#### Records
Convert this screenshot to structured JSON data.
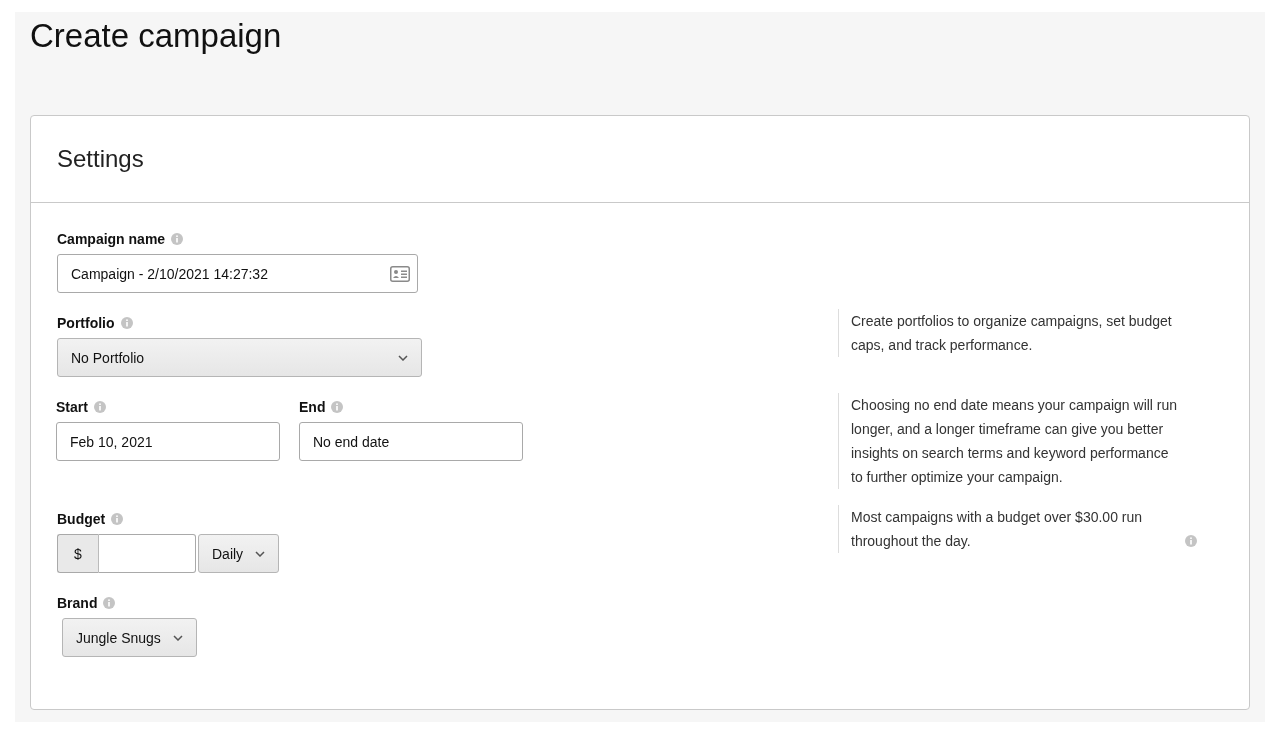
{
  "page_title": "Create campaign",
  "card_title": "Settings",
  "fields": [
    {
      "kind": "text",
      "label": "Campaign name",
      "value": "Campaign - 2/10/2021 14:27:32"
    },
    {
      "kind": "select",
      "label": "Portfolio",
      "value": "No Portfolio",
      "hint": "Create portfolios to organize campaigns, set budget caps, and track performance."
    },
    {
      "kind": "pair",
      "parts": [
        {
          "label": "Start",
          "value": "Feb 10, 2021"
        },
        {
          "label": "End",
          "value": "No end date"
        }
      ],
      "hint": "Choosing no end date means your campaign will run longer, and a longer timeframe can give you better insights on search terms and keyword performance to further optimize your campaign."
    },
    {
      "kind": "budget",
      "label": "Budget",
      "prefix": "$",
      "period": "Daily",
      "hint": "Most campaigns with a budget over $30.00 run throughout the day.",
      "hint_info": true
    },
    {
      "kind": "dropdown",
      "label": "Brand",
      "value": "Jungle Snugs"
    }
  ]
}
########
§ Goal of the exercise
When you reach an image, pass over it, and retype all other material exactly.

§ Response below
Convert this screenshot to structured JSON data.
{
  "page_title": "Create campaign",
  "card_title": "Settings",
  "fields": [
    {
      "kind": "text",
      "label": "Campaign name",
      "value": "Campaign - 2/10/2021 14:27:32"
    },
    {
      "kind": "select",
      "label": "Portfolio",
      "value": "No Portfolio",
      "hint": "Create portfolios to organize campaigns, set budget caps, and track performance."
    },
    {
      "kind": "pair",
      "parts": [
        {
          "label": "Start",
          "value": "Feb 10, 2021"
        },
        {
          "label": "End",
          "value": "No end date"
        }
      ],
      "hint": "Choosing no end date means your campaign will run longer, and a longer timeframe can give you better insights on search terms and keyword performance to further optimize your campaign."
    },
    {
      "kind": "budget",
      "label": "Budget",
      "prefix": "$",
      "period": "Daily",
      "hint": "Most campaigns with a budget over $30.00 run throughout the day.",
      "hint_info": true
    },
    {
      "kind": "dropdown",
      "label": "Brand",
      "value": "Jungle Snugs"
    }
  ]
}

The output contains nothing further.